Search the data for the string "serial" and copy each line in which it appears.

--- Given data ---
┄┄┄┄┄┄

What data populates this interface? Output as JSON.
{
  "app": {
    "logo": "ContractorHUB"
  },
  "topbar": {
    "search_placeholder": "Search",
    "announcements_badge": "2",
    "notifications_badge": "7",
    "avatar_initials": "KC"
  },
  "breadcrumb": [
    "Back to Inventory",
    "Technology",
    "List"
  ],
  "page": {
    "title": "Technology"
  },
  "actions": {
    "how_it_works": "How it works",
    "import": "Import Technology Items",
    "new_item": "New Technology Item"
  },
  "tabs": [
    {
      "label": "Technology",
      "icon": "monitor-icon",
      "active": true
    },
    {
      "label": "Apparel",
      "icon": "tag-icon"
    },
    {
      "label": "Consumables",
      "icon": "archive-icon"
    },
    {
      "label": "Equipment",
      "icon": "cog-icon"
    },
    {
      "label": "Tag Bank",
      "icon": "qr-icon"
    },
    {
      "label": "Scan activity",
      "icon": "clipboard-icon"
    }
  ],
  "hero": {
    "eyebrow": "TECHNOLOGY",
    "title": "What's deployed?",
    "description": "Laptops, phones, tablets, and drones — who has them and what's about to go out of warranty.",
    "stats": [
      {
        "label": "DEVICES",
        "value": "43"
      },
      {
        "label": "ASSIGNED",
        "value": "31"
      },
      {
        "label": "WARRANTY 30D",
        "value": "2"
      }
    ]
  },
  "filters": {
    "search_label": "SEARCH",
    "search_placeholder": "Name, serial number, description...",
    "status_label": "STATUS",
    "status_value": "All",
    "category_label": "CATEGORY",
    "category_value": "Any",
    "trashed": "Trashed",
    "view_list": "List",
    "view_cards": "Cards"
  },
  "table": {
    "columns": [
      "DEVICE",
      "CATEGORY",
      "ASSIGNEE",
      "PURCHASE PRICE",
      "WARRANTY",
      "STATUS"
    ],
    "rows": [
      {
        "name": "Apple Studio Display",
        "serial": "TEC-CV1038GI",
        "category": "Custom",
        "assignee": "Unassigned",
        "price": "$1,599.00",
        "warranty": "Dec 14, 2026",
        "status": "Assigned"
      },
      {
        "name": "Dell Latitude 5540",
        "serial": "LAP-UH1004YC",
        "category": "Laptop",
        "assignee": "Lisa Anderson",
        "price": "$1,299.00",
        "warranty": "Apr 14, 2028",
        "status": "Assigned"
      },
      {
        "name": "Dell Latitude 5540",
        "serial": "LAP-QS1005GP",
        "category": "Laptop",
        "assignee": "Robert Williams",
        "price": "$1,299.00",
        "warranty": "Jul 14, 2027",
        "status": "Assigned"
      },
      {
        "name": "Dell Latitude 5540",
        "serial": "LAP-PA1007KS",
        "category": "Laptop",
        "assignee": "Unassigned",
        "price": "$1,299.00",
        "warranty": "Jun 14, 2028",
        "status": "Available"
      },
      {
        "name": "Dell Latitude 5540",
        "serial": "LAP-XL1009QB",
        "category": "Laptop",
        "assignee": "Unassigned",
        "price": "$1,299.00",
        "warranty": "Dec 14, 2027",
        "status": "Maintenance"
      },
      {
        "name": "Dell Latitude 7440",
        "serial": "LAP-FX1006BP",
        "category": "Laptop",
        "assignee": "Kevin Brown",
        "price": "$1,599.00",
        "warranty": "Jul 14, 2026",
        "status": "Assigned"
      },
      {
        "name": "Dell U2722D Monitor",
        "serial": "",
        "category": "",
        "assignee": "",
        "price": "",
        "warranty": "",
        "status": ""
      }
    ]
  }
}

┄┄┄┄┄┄

--- Your response ---
    "search_placeholder": "Name, serial number, description...",
        "serial": "TEC-CV1038GI",
        "serial": "LAP-UH1004YC",
        "serial": "LAP-QS1005GP",
        "serial": "LAP-PA1007KS",
        "serial": "LAP-XL1009QB",
        "serial": "LAP-FX1006BP",
        "serial": "",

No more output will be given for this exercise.